(16) Ibid., p. 42.

(17) OECD .... France (1995), p. 67.

(18) Commission of the European Union, Employment Observatory, Basic Information Report: Germany, Berlin, April 1995, p. 22.

(19) OECD, OECD Economic Surveys, Germany, 1994-95, Paris, 1995, p. 76.

(20) In concert with the requirement that recipients of unemployment assistance be referred to work, the government intends to introduce measures such as wage supplements, additional counselling and work placements to facilitate this new regulation.

(21) Policies (No. 51, Autumn 1995), p. 20-1.

(22) Single individuals 16-17 years of age are no longer eligible for unemployment benefits. Instead, they are entitled to receive a training allowance.

(23) Statistics New Zealand, New Zealand Official Yearbook 95, 98th Edition, 1995, p. 168.
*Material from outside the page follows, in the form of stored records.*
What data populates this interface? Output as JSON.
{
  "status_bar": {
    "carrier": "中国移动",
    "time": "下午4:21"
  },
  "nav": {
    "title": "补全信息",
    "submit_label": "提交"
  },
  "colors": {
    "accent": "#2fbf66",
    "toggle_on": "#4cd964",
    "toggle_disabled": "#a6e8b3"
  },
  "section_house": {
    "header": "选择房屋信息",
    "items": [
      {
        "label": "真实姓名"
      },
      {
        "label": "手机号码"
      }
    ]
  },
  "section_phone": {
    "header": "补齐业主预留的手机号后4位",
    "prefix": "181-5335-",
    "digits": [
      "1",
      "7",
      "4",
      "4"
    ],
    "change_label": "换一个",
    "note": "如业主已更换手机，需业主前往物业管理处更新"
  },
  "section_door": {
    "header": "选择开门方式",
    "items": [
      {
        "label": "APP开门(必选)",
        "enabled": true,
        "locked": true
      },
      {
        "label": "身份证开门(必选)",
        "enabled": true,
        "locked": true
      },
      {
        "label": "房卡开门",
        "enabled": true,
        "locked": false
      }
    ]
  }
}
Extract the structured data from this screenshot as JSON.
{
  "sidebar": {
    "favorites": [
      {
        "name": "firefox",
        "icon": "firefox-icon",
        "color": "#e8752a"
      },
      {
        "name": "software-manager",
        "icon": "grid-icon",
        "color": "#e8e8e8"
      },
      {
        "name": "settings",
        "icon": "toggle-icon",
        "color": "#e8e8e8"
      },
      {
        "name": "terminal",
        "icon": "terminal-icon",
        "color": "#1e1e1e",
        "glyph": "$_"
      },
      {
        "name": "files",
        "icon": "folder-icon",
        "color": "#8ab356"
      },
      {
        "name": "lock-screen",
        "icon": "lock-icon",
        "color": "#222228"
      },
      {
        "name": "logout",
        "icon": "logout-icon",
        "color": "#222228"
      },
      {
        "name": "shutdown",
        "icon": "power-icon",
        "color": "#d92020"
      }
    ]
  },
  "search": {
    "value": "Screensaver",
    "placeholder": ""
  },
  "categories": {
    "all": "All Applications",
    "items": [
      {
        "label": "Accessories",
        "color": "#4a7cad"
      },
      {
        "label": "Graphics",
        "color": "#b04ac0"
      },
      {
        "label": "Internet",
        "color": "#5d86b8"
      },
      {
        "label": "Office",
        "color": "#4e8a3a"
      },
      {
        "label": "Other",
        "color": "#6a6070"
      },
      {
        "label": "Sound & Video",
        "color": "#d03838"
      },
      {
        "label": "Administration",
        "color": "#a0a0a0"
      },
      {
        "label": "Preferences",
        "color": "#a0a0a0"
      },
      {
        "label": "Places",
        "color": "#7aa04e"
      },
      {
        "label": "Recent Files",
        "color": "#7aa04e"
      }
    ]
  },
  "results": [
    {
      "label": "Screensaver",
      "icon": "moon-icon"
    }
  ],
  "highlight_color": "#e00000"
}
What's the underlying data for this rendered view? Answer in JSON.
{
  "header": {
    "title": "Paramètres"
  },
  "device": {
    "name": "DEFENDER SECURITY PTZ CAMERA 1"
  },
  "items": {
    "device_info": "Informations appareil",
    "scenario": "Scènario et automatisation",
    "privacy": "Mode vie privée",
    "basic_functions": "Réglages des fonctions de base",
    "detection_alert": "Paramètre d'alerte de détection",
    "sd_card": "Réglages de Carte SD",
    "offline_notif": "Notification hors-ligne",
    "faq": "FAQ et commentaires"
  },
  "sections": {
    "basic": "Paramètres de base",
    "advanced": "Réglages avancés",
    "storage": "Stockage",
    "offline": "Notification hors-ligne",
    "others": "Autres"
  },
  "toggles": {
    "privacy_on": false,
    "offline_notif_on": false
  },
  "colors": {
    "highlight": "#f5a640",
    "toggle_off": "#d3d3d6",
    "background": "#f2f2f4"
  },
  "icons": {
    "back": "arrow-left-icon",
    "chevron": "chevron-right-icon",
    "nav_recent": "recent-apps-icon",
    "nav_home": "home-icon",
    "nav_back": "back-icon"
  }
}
(24) OECD, OECD Economic Surveys: New Zealand, 1992-93, Paris, 1993, p. 57 and 125.

(25) OECD, Employment Outlook, Paris, July 1995, p. 226.

(26) OECD, OECD Economic Surveys, Sweden, 1993-94, Paris, 1994, p.19.

(27) Ibid., p.70.

(28) In addition to these wage replacement schemes, individuals who are unable to support themselves are entitled to social assistance. These payments are means tested and are not intended to replace income lost as a result of unemployment. While the rate of benefit varies somewhat across municipalities, the monthly norm is currently SEK 3,451 for single individuals and SEK 5,712 for couples. Families with children receive higher payments.

(29) OECD, OECD Economic Surveys, Sweden, 1994-95, Paris, 1995, p. 59.

(30) Sweden, Ministry of Finance, Social Security in Sweden: How to Reform the System, Stockholm, 1995, p. 11

(31) Swedish Institute, Fact Sheets on Sweden: Swedish Labour Market Policy, December 1995.

(32) Commission of the European Union, Employment Observatory, Basic Information Report: United Kingdom, Berlin, August 1995, p. 82.

(33) In 1996, employers hiring individuals who have been unemployed for more than two years will not be required to pay these contributions. In addition, as of April 1995, contributions made on behalf of workers earning less than 205 per week were reduced, thus creating an incentive to use more part-time employment. For example, the contribution for an employee earning 240 per week is 24.48 per week. If this job is split into two jobs each paying 120 per week, the total contribution would fall to 12 per week. If the employer converts this full-time job into three part-time jobs each paying 80 per week, then the total weekly contribution would fall to 7.20 (see OECD, OECD Economic Surveys: United Kingdom, Paris, 1995, p.106)

(34) Although recipients of unemployment compensation payments are currently required to look for work, there are no penalties for refusing to participate in other labour market activities such as training.

(35) United Kingdom, Department of Social Security, Press Release 95/080, 28 June 1995.

(36) The states (as well as Washington D.C., the Commonwealth of Puerto Rico and the Virgin Islands) have been free to develop unemployment insurance programs best suited to their needs. Consequently, no two state unemployment insurance laws or programs are exactly alike. A third type of assistance (called emergency benefits), much like extended benefits but financed exclusively by the federal government, was also available prior to 1994.

(37) U.S. Department of Labour, Employment and Training Administration, "Significant Provisions of State Unemployment Insurance Laws," July 1995

(38) No state permits a zero tax rate; all states have a cap on tax rates; and not all benefits are included in determining a firm’s experience including, for example, benefits paid to workers employed for short periods of time.

(39) D. McMurrer and A. Chasanov, "Trends in Unemployment Insurance Benefits," Monthly Labour Review, U.S. Department of Labour, September 1995, p.35.

(40) Ibid., p. 34

(41) Ibid. p. 31.

(42) Diana Runner, "Changes in Unemployment Insurance Legislation in 1994," Monthly Labour Review, January 1995, p. 60.